Pringle originally produced knitted under garments for men and women, which were breathable, comfortable and warm. The thing that struck me when looking at the undergarments was that they were not at all what one would expect of woollen underwear: itchy, bulky and unflattering. On the contrary, Pringles woollen undergarments were delicate, soft and attractive. The revelation at the time was that Pringles undergarments featured boning at the waist, knitted lace decorations, as well as having the option of built in ‘filets’ to give the impression of a bigger bust. A drying board was on display which explained after the milling process the garments were laid on it to control the exact size and shape they dried to.
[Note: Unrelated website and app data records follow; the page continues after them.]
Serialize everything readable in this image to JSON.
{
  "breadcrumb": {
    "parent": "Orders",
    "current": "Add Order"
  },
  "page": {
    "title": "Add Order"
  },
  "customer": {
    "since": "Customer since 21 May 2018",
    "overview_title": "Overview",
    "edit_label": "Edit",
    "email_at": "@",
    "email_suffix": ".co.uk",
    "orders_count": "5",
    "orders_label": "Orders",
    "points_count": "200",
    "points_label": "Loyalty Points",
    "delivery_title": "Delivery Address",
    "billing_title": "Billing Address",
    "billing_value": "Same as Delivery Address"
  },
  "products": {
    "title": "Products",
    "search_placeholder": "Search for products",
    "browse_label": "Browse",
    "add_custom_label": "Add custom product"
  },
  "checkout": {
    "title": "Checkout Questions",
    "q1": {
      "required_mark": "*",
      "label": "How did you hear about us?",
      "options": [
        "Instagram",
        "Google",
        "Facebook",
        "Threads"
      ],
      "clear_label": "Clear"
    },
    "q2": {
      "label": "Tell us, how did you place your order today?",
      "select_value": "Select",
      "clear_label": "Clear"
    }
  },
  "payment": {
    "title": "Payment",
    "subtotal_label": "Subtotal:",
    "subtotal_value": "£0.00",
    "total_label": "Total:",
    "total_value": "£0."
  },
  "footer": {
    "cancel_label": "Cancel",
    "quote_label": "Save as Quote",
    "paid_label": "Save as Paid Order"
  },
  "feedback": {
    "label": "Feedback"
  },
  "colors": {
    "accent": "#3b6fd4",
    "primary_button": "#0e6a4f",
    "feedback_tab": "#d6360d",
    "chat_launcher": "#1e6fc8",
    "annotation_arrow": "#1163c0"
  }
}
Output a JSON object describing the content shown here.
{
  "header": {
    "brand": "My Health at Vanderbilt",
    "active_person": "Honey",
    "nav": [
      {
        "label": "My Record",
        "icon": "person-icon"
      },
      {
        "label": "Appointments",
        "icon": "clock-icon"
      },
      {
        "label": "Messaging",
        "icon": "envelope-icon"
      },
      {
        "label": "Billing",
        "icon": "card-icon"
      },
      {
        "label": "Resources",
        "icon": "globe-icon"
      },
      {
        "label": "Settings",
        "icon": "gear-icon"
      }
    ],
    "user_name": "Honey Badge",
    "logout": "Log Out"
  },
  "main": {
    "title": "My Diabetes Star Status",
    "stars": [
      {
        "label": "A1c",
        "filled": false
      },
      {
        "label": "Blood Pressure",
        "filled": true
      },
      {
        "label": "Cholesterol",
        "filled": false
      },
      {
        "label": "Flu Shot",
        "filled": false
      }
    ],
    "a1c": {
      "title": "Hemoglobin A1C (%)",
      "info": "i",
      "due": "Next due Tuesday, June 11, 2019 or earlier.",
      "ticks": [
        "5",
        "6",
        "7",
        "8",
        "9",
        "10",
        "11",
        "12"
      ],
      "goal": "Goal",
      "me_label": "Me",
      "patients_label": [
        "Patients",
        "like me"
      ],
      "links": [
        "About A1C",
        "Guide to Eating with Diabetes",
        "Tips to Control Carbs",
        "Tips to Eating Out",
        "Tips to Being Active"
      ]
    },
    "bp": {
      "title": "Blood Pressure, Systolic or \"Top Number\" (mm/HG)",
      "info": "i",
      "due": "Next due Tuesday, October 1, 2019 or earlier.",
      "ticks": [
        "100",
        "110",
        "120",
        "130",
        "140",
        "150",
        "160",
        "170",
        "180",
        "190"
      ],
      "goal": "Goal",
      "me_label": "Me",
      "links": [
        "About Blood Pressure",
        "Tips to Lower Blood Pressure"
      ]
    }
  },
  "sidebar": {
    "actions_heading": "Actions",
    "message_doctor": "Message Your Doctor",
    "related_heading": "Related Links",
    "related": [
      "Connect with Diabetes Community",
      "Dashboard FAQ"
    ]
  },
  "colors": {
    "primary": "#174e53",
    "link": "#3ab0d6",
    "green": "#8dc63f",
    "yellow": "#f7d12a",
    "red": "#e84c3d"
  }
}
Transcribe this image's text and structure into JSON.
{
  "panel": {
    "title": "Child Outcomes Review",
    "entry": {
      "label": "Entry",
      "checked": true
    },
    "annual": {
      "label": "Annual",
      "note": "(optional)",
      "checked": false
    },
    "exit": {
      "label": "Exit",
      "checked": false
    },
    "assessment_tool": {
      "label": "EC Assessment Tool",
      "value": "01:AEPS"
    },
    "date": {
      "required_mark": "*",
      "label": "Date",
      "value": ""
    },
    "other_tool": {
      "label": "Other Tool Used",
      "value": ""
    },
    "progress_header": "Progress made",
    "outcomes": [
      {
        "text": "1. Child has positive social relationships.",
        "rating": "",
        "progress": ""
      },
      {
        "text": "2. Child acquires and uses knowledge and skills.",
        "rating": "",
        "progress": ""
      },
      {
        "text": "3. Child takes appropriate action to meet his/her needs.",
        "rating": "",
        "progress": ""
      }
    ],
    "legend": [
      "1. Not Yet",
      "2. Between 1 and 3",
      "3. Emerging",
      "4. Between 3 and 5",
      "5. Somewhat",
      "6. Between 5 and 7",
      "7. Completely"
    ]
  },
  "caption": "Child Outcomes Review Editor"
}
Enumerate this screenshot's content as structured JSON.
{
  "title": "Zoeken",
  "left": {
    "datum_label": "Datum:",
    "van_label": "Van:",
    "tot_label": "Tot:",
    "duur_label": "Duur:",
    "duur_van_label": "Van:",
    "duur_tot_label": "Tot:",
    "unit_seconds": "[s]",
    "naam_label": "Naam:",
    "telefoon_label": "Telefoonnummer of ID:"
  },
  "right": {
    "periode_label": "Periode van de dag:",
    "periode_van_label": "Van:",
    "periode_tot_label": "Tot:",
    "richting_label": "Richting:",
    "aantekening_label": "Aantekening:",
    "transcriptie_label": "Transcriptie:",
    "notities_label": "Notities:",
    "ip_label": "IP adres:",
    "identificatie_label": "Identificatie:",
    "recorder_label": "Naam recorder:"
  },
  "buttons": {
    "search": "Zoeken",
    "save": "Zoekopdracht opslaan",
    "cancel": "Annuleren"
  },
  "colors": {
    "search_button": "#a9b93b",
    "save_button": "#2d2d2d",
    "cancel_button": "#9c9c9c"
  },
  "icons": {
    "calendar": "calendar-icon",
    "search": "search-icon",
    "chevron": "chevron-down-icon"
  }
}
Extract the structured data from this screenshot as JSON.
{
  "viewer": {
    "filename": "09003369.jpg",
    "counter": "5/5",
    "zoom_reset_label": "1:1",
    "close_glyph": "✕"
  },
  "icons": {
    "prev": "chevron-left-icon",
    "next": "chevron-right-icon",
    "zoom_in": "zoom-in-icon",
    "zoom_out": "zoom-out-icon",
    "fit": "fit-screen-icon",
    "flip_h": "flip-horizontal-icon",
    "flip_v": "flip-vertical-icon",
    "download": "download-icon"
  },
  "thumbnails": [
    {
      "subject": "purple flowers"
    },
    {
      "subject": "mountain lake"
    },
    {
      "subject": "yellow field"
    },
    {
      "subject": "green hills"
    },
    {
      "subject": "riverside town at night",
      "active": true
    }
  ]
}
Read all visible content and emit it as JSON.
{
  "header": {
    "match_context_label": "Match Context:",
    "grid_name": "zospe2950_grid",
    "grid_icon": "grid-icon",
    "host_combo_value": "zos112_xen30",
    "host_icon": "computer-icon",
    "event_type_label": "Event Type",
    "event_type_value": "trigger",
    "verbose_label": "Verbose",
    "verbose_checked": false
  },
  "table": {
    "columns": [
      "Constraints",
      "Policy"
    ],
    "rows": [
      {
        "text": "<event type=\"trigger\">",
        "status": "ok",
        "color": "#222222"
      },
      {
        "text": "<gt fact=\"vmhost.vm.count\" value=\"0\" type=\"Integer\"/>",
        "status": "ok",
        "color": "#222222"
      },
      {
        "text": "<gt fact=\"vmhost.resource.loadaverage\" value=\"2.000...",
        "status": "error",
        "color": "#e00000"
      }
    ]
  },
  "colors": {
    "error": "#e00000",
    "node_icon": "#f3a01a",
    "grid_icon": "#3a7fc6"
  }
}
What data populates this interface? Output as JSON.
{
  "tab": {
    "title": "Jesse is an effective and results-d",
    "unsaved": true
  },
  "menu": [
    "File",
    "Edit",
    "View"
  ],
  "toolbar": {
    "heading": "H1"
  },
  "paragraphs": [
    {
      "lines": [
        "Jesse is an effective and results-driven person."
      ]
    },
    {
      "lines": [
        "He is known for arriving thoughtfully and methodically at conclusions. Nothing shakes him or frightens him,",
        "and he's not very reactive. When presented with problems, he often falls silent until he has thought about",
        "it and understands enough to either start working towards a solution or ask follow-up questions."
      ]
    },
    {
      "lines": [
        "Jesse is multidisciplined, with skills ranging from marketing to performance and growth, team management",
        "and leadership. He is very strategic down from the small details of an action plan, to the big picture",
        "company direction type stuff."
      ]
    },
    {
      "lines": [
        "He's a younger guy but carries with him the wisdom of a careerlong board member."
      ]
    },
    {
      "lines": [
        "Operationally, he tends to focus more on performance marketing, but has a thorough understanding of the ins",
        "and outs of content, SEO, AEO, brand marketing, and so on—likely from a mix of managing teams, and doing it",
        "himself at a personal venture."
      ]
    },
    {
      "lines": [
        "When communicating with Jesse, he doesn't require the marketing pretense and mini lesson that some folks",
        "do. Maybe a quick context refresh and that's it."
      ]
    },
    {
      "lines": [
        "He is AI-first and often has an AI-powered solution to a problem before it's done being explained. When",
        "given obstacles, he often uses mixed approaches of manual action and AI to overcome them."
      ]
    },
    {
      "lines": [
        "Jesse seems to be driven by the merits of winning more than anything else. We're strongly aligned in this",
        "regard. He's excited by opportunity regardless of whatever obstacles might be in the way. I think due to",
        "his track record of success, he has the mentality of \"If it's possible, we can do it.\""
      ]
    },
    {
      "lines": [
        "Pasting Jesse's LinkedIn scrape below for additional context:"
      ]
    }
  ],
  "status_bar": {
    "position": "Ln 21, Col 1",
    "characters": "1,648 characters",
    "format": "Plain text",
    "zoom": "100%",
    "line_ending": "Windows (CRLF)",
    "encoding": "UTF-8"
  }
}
The exhibition then led you round to later garments, including the classic two pieces. These matching tops and cardigans have become iconic for the 1950s. Other designs from the 1950s included ladies woollen jumpers with diamonte decoration. These designs reminded me of designs from last year seen in highstreet shops. I find it very interesting how fashion comes back around.
As well as producing fashionable clothing for everyday use Pringle are also well known for their Golfing jumpers which feature the classic golfing diamond pattern. Another sporting outfit that was displayed was a Skiing outfit. The salopettes were made by another designer but the jumper was made by Pringle to be worn specifically with them.
One of my favourite features of the exhibition was the fashion illustrations and advertisments displayed beside the garments. The drawings were elegant and recognisable to the fashion of the time. The illustrations gave an idea of the design process. I really enjoyed seeing the vision of the designers in the illustrations being translated into the finished garments.
Stuart Beaty, a designer for Pringle, said ‘Classical knitwear is and will be our statement of perfection’ (1971). This has clearly been the standards for Pringle since it was established. Pringles renowned style and quality has allowed the brand to last 200 years and change with the times. The quality is one aspect that has never been jeopardised since Pringles within the woollen designs.